*PROBLEM TO SOLVE*
Copy all lines containing the string "dlibrelease" from the records below.

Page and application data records
■ ■ ■

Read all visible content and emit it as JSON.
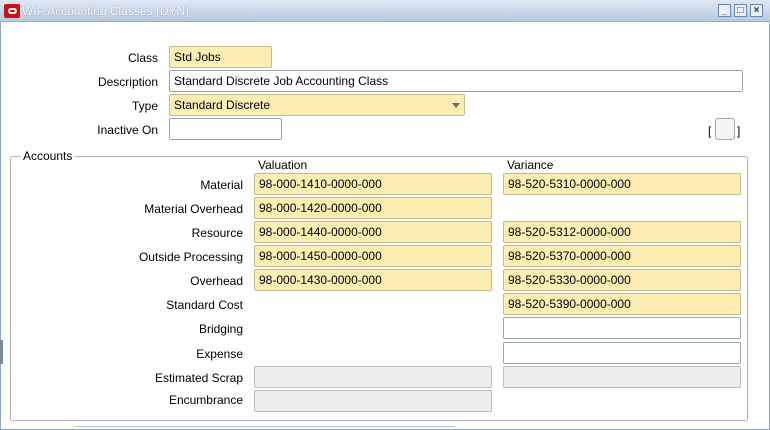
{
  "window": {
    "title": "WIP Accounting Classes (DYN)",
    "buttons": [
      "minimize-icon",
      "maximize-icon",
      "close-icon"
    ]
  },
  "header_fields": {
    "class": {
      "label": "Class",
      "value": "Std Jobs"
    },
    "description": {
      "label": "Description",
      "value": "Standard Discrete Job Accounting Class"
    },
    "type": {
      "label": "Type",
      "value": "Standard Discrete"
    },
    "inactive_on": {
      "label": "Inactive On",
      "value": ""
    },
    "flex_bracket_left": "[",
    "flex_bracket_right": "]"
  },
  "accounts": {
    "legend": "Accounts",
    "valuation_header": "Valuation",
    "variance_header": "Variance",
    "rows": [
      {
        "label": "Material",
        "valuation": "98-000-1410-0000-000",
        "variance": "98-520-5310-0000-000"
      },
      {
        "label": "Material Overhead",
        "valuation": "98-000-1420-0000-000",
        "variance": ""
      },
      {
        "label": "Resource",
        "valuation": "98-000-1440-0000-000",
        "variance": "98-520-5312-0000-000"
      },
      {
        "label": "Outside Processing",
        "valuation": "98-000-1450-0000-000",
        "variance": "98-520-5370-0000-000"
      },
      {
        "label": "Overhead",
        "valuation": "98-000-1430-0000-000",
        "variance": "98-520-5330-0000-000"
      },
      {
        "label": "Standard Cost",
        "valuation": "",
        "variance": "98-520-5390-0000-000"
      },
      {
        "label": "Bridging",
        "valuation": "",
        "variance": ""
      },
      {
        "label": "Expense",
        "valuation": "",
        "variance": ""
      },
      {
        "label": "Estimated Scrap",
        "valuation": "",
        "variance": ""
      },
      {
        "label": "Encumbrance",
        "valuation": "",
        "variance": ""
      }
    ]
  },
  "colors": {
    "required_field": "#fcedb3",
    "disabled_field": "#eeeeee",
    "title_bar": "#b8c9e0",
    "oracle_red": "#d01010"
  }
}
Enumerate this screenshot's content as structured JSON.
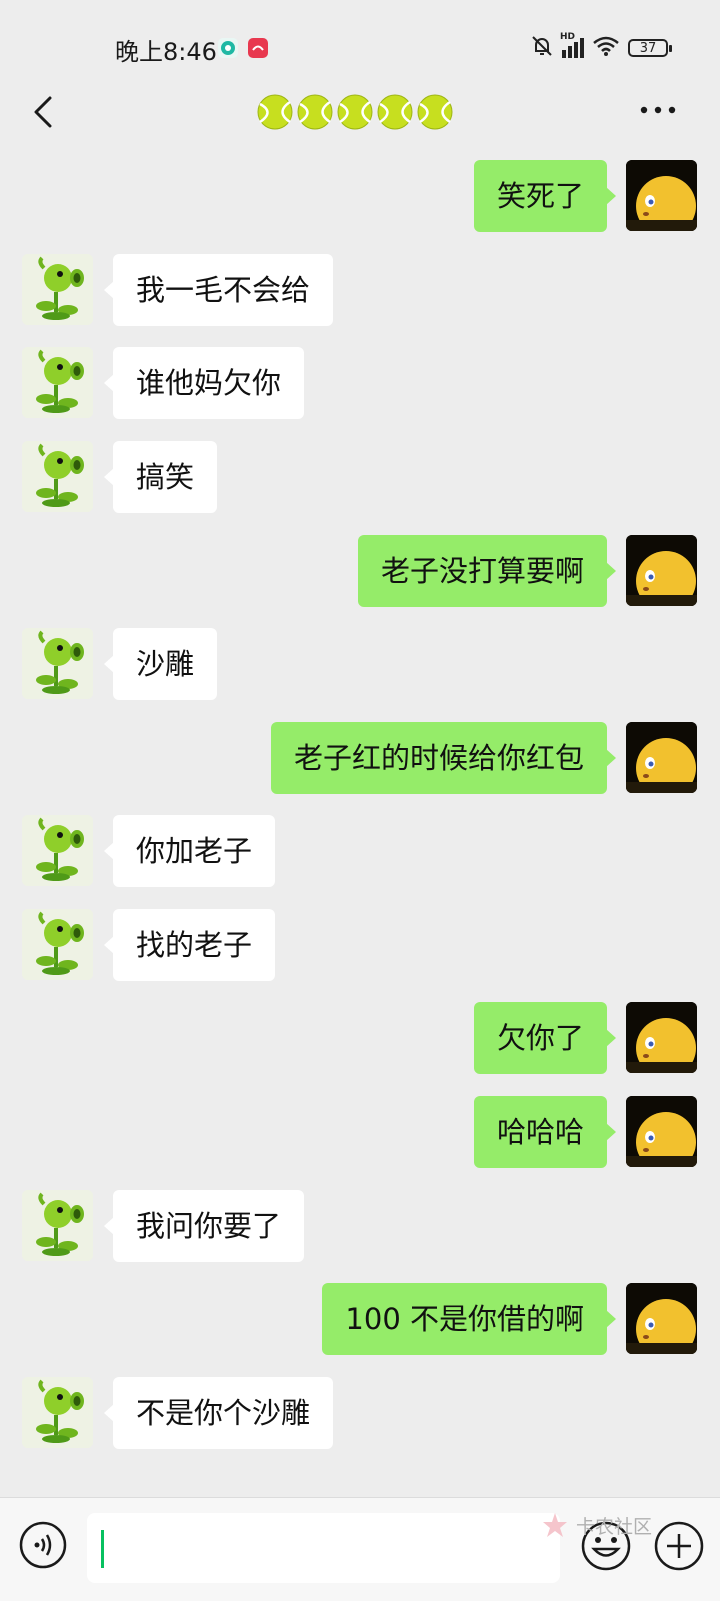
{
  "status_bar": {
    "time": "晚上8:46",
    "battery": "37",
    "network_label": "HD"
  },
  "header": {
    "title_icons": [
      "tennis-ball-icon",
      "tennis-ball-icon",
      "tennis-ball-icon",
      "tennis-ball-icon",
      "tennis-ball-icon"
    ]
  },
  "messages": [
    {
      "side": "right",
      "text": "笑死了"
    },
    {
      "side": "left",
      "text": "我一毛不会给"
    },
    {
      "side": "left",
      "text": "谁他妈欠你"
    },
    {
      "side": "left",
      "text": "搞笑"
    },
    {
      "side": "right",
      "text": "老子没打算要啊"
    },
    {
      "side": "left",
      "text": "沙雕"
    },
    {
      "side": "right",
      "text": "老子红的时候给你红包"
    },
    {
      "side": "left",
      "text": "你加老子"
    },
    {
      "side": "left",
      "text": "找的老子"
    },
    {
      "side": "right",
      "text": "欠你了"
    },
    {
      "side": "right",
      "text": "哈哈哈"
    },
    {
      "side": "left",
      "text": "我问你要了"
    },
    {
      "side": "right",
      "text": "100 不是你借的啊"
    },
    {
      "side": "left",
      "text": "不是你个沙雕"
    }
  ],
  "watermark": {
    "text": "卡农社区"
  },
  "colors": {
    "background": "#ededed",
    "self_bubble": "#95ec69",
    "other_bubble": "#ffffff",
    "caret": "#07c160"
  }
}
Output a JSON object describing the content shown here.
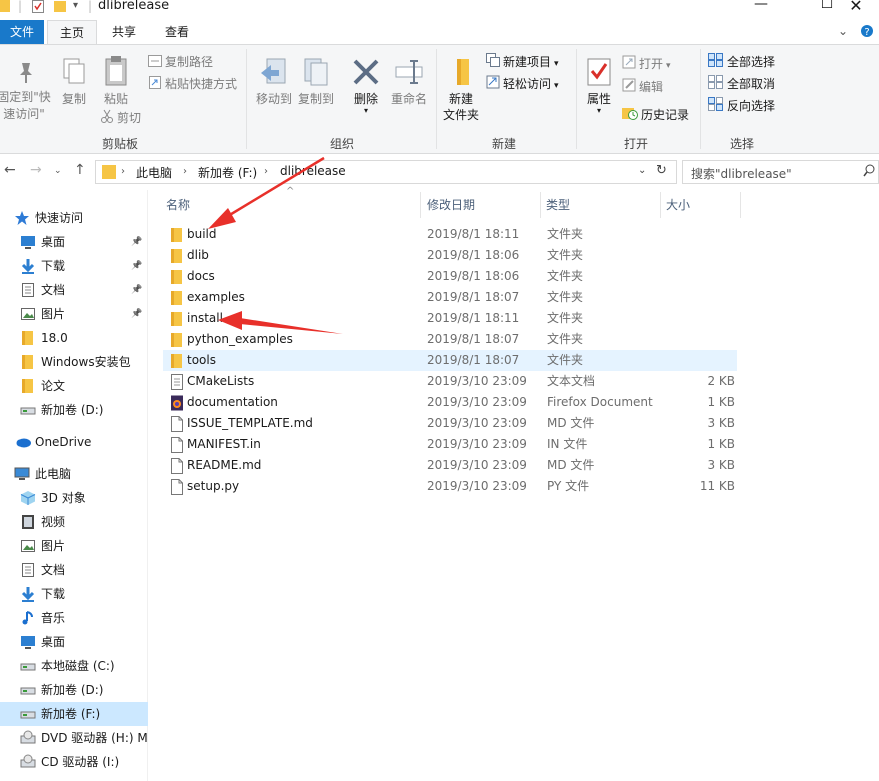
{
  "window": {
    "title": "dlibrelease",
    "minimize": "—",
    "maximize": "☐",
    "close": "✕"
  },
  "tabs": {
    "file": "文件",
    "home": "主页",
    "share": "共享",
    "view": "查看"
  },
  "ribbon": {
    "clipboard": {
      "label": "剪贴板",
      "pin": "固定到\"快\n速访问\"",
      "copy": "复制",
      "paste": "粘贴",
      "copy_path": "复制路径",
      "paste_shortcut": "粘贴快捷方式",
      "cut": "剪切"
    },
    "organize": {
      "label": "组织",
      "move_to": "移动到",
      "copy_to": "复制到",
      "delete": "删除",
      "rename": "重命名"
    },
    "new": {
      "label": "新建",
      "new_folder": "新建\n文件夹",
      "new_item": "新建项目",
      "easy_access": "轻松访问"
    },
    "open": {
      "label": "打开",
      "properties": "属性",
      "open": "打开",
      "edit": "编辑",
      "history": "历史记录"
    },
    "select": {
      "label": "选择",
      "select_all": "全部选择",
      "select_none": "全部取消",
      "invert": "反向选择"
    }
  },
  "address": {
    "path": [
      "此电脑",
      "新加卷 (F:)",
      "dlibrelease"
    ],
    "search_placeholder": "搜索\"dlibrelease\""
  },
  "sidebar": {
    "items": [
      {
        "label": "快速访问",
        "icon": "star-icon",
        "indent": 0,
        "pinned": false
      },
      {
        "label": "桌面",
        "icon": "desktop-icon",
        "indent": 1,
        "pinned": true
      },
      {
        "label": "下载",
        "icon": "download-icon",
        "indent": 1,
        "pinned": true
      },
      {
        "label": "文档",
        "icon": "document-icon",
        "indent": 1,
        "pinned": true
      },
      {
        "label": "图片",
        "icon": "picture-icon",
        "indent": 1,
        "pinned": true
      },
      {
        "label": "18.0",
        "icon": "folder-icon",
        "indent": 1,
        "pinned": false
      },
      {
        "label": "Windows安装包",
        "icon": "folder-icon",
        "indent": 1,
        "pinned": false
      },
      {
        "label": "论文",
        "icon": "folder-icon",
        "indent": 1,
        "pinned": false
      },
      {
        "label": "新加卷 (D:)",
        "icon": "drive-icon",
        "indent": 1,
        "pinned": false
      },
      {
        "label": "OneDrive",
        "icon": "cloud-icon",
        "indent": 0,
        "pinned": false
      },
      {
        "label": "此电脑",
        "icon": "computer-icon",
        "indent": 0,
        "pinned": false
      },
      {
        "label": "3D 对象",
        "icon": "cube-icon",
        "indent": 1,
        "pinned": false
      },
      {
        "label": "视频",
        "icon": "video-icon",
        "indent": 1,
        "pinned": false
      },
      {
        "label": "图片",
        "icon": "picture-icon",
        "indent": 1,
        "pinned": false
      },
      {
        "label": "文档",
        "icon": "document-icon",
        "indent": 1,
        "pinned": false
      },
      {
        "label": "下载",
        "icon": "download-icon",
        "indent": 1,
        "pinned": false
      },
      {
        "label": "音乐",
        "icon": "music-icon",
        "indent": 1,
        "pinned": false
      },
      {
        "label": "桌面",
        "icon": "desktop-icon",
        "indent": 1,
        "pinned": false
      },
      {
        "label": "本地磁盘 (C:)",
        "icon": "drive-icon",
        "indent": 1,
        "pinned": false
      },
      {
        "label": "新加卷 (D:)",
        "icon": "drive-icon",
        "indent": 1,
        "pinned": false
      },
      {
        "label": "新加卷 (F:)",
        "icon": "drive-icon",
        "indent": 1,
        "pinned": false,
        "selected": true
      },
      {
        "label": "DVD 驱动器 (H:) M",
        "icon": "disc-icon",
        "indent": 1,
        "pinned": false
      },
      {
        "label": "CD 驱动器 (I:)",
        "icon": "disc-icon",
        "indent": 1,
        "pinned": false
      }
    ]
  },
  "list": {
    "columns": {
      "name": "名称",
      "date": "修改日期",
      "type": "类型",
      "size": "大小"
    },
    "rows": [
      {
        "name": "build",
        "date": "2019/8/1 18:11",
        "type": "文件夹",
        "size": "",
        "icon": "folder-icon"
      },
      {
        "name": "dlib",
        "date": "2019/8/1 18:06",
        "type": "文件夹",
        "size": "",
        "icon": "folder-icon"
      },
      {
        "name": "docs",
        "date": "2019/8/1 18:06",
        "type": "文件夹",
        "size": "",
        "icon": "folder-icon"
      },
      {
        "name": "examples",
        "date": "2019/8/1 18:07",
        "type": "文件夹",
        "size": "",
        "icon": "folder-icon"
      },
      {
        "name": "install",
        "date": "2019/8/1 18:11",
        "type": "文件夹",
        "size": "",
        "icon": "folder-icon"
      },
      {
        "name": "python_examples",
        "date": "2019/8/1 18:07",
        "type": "文件夹",
        "size": "",
        "icon": "folder-icon"
      },
      {
        "name": "tools",
        "date": "2019/8/1 18:07",
        "type": "文件夹",
        "size": "",
        "icon": "folder-icon",
        "hover": true
      },
      {
        "name": "CMakeLists",
        "date": "2019/3/10 23:09",
        "type": "文本文档",
        "size": "2 KB",
        "icon": "text-file-icon"
      },
      {
        "name": "documentation",
        "date": "2019/3/10 23:09",
        "type": "Firefox Document",
        "size": "1 KB",
        "icon": "firefox-icon"
      },
      {
        "name": "ISSUE_TEMPLATE.md",
        "date": "2019/3/10 23:09",
        "type": "MD 文件",
        "size": "3 KB",
        "icon": "file-icon"
      },
      {
        "name": "MANIFEST.in",
        "date": "2019/3/10 23:09",
        "type": "IN 文件",
        "size": "1 KB",
        "icon": "file-icon"
      },
      {
        "name": "README.md",
        "date": "2019/3/10 23:09",
        "type": "MD 文件",
        "size": "3 KB",
        "icon": "file-icon"
      },
      {
        "name": "setup.py",
        "date": "2019/3/10 23:09",
        "type": "PY 文件",
        "size": "11 KB",
        "icon": "file-icon"
      }
    ]
  },
  "colors": {
    "accent": "#1979ca",
    "selected": "#cce8ff",
    "hover": "#e5f3ff",
    "annotation_arrow": "#e8302a"
  }
}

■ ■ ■

*THE ANSWER*
    "title": "dlibrelease",
      "dlibrelease"
    "search_placeholder": "搜索\"dlibrelease\""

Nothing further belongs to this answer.